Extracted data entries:
#####

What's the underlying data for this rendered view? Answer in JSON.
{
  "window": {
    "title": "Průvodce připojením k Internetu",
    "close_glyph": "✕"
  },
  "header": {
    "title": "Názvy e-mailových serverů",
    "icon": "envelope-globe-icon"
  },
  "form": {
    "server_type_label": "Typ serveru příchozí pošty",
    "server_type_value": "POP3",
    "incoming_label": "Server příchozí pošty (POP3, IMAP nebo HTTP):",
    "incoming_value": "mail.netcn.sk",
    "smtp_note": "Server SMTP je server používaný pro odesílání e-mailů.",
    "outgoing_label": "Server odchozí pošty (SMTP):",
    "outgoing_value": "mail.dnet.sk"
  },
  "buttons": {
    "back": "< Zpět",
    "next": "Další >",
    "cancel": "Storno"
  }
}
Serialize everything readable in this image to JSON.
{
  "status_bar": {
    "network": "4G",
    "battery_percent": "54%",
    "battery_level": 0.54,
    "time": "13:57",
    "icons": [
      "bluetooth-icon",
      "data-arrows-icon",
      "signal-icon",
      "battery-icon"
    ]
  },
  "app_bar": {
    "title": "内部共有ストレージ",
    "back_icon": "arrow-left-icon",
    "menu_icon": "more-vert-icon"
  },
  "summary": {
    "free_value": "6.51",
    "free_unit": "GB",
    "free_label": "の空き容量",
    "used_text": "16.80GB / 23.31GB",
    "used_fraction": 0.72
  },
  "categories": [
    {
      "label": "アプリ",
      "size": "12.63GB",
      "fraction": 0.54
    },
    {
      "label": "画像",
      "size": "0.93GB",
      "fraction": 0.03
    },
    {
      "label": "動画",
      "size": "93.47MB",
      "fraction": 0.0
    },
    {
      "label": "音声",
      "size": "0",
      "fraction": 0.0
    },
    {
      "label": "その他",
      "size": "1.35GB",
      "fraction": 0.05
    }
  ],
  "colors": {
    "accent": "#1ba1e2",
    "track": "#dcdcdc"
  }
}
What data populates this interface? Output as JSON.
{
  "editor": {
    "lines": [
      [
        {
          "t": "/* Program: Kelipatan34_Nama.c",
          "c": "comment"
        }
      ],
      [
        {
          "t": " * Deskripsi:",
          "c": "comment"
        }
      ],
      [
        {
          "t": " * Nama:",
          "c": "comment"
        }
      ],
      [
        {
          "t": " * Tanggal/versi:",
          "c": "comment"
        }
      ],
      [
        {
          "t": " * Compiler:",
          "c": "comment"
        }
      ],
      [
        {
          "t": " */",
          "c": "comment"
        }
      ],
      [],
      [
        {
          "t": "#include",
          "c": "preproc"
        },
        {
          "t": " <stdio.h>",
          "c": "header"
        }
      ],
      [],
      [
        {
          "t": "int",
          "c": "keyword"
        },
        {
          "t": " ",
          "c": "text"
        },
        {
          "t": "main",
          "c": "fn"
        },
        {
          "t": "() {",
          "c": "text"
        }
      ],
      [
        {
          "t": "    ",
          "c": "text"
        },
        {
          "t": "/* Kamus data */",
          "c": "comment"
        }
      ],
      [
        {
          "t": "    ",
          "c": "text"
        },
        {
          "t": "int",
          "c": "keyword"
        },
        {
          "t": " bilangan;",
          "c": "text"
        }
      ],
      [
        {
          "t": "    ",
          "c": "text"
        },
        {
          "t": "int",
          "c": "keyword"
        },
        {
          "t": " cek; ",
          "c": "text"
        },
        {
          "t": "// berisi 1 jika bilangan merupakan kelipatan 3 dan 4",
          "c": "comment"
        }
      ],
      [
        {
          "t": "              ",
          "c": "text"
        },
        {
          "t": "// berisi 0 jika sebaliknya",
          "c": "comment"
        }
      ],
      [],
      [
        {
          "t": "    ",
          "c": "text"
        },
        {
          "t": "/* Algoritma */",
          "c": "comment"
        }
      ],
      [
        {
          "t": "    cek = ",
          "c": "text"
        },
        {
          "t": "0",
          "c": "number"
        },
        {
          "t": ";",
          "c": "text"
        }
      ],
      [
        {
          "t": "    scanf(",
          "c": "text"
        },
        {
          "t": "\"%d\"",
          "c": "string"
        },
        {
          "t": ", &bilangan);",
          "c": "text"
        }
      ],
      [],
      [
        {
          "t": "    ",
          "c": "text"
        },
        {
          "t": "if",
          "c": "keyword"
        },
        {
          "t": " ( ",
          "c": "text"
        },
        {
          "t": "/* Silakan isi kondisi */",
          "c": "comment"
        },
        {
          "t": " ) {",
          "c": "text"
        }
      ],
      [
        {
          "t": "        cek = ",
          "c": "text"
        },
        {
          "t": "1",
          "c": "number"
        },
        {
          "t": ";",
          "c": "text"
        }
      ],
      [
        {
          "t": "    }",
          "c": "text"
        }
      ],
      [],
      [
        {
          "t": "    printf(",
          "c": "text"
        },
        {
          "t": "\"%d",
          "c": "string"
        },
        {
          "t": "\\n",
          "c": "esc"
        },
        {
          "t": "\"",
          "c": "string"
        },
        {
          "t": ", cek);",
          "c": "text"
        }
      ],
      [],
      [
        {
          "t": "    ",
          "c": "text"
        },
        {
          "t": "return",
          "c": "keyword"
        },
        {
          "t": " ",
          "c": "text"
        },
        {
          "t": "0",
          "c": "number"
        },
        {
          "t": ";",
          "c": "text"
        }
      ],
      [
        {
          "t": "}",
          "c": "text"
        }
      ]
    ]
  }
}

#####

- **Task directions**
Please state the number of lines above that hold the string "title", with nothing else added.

- **Reply to the task**
3